● THE TASK:
Across all the entries below, count each line that holds "time" and report the figure only.

● SUPPLIED MATERIAL:
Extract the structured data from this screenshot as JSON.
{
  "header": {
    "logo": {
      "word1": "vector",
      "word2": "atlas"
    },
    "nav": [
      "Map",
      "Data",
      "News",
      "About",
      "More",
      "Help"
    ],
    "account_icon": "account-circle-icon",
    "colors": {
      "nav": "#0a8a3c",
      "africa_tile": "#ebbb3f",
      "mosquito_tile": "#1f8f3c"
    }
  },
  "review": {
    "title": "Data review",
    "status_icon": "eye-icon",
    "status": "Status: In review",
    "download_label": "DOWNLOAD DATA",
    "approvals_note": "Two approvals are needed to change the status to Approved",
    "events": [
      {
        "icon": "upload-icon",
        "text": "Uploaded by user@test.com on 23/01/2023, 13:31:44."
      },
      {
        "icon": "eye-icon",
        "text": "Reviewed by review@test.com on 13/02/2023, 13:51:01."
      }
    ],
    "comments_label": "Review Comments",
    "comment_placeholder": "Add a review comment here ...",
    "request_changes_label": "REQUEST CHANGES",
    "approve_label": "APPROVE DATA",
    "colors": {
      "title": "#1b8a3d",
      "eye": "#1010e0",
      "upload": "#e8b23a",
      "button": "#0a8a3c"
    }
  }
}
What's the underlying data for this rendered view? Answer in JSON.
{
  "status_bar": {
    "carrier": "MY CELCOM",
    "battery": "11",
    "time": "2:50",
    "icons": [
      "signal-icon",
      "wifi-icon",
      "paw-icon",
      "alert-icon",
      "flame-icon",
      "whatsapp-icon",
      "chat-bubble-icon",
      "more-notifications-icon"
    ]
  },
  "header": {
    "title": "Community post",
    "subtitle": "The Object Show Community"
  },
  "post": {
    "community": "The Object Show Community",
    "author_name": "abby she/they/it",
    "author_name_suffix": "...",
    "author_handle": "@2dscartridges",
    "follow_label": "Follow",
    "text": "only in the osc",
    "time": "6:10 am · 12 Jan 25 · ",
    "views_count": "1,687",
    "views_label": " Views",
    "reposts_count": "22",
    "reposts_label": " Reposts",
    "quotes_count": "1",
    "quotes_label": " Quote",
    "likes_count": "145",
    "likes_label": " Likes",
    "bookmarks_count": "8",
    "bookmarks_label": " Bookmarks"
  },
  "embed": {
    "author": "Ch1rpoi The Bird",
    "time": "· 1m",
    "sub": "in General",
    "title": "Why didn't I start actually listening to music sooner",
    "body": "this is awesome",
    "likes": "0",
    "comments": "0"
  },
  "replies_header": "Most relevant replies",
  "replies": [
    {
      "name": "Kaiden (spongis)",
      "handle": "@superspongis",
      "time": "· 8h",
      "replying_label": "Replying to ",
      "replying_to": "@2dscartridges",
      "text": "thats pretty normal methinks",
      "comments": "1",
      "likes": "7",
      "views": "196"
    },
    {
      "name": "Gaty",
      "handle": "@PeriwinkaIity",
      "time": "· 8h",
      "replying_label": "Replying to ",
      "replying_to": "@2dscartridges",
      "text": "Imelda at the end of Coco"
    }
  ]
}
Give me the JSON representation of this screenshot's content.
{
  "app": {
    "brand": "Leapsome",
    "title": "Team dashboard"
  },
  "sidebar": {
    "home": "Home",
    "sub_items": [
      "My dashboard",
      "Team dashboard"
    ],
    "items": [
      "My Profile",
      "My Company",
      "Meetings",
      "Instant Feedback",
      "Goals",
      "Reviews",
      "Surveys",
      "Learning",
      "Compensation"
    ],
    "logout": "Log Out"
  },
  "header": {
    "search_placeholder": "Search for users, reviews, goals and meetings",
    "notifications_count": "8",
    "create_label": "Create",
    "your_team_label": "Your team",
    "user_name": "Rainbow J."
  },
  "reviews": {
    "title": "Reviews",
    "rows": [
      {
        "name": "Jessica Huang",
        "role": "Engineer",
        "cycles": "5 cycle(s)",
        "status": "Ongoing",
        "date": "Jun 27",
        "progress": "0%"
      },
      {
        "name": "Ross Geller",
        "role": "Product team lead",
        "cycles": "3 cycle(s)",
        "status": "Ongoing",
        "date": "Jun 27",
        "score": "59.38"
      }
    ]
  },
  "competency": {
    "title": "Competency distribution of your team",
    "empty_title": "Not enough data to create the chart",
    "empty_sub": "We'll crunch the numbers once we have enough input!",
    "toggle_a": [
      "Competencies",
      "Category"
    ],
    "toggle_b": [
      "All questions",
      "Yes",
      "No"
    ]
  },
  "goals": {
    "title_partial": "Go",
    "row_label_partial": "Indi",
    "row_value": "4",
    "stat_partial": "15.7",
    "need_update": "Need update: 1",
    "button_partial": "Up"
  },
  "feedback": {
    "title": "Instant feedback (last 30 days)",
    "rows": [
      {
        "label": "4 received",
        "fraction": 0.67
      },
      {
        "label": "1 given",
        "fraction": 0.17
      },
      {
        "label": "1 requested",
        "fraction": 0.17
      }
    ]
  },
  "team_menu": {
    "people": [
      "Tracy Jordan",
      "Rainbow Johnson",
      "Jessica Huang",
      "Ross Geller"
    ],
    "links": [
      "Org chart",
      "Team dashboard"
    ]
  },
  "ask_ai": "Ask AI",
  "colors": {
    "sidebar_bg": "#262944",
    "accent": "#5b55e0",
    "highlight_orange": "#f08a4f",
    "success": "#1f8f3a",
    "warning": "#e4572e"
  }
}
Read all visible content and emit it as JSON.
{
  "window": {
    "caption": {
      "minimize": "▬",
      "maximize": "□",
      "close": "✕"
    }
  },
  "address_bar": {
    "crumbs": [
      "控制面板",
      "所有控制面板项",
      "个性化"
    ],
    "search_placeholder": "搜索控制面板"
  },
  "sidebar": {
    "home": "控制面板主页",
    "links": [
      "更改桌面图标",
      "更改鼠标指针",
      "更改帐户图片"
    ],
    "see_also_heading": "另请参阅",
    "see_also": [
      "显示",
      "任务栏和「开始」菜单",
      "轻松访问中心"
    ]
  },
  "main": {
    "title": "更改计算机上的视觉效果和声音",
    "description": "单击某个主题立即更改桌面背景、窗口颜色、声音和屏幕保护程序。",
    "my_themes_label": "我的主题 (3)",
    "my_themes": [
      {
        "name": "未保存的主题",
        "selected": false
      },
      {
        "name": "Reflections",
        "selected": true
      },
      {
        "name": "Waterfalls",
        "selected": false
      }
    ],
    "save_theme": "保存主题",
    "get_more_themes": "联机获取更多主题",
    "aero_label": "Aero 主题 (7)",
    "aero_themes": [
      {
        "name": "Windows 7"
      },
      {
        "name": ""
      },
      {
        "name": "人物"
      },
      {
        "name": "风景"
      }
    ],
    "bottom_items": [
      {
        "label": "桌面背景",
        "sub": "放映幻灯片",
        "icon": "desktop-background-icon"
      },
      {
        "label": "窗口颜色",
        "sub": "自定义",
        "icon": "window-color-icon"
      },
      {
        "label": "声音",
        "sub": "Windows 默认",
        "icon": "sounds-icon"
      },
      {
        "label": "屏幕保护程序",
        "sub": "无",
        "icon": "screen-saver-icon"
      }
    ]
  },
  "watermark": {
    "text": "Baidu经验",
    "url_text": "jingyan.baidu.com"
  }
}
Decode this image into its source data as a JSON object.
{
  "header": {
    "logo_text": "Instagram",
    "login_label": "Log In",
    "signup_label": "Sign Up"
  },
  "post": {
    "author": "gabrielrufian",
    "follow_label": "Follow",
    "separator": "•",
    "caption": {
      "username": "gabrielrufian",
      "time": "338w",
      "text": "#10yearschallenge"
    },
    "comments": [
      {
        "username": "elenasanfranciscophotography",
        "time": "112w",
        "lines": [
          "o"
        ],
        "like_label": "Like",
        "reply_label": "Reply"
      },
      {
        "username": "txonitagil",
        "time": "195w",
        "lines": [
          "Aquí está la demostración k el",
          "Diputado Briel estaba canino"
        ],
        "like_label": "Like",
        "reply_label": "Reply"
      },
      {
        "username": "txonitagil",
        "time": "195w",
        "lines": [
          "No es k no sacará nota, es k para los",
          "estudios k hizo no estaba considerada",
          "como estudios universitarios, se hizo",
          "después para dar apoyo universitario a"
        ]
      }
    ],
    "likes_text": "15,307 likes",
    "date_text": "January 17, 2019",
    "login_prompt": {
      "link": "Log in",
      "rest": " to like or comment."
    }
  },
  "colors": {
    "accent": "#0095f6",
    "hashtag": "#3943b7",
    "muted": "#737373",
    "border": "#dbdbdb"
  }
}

● COMPLETED EXERCISE:
9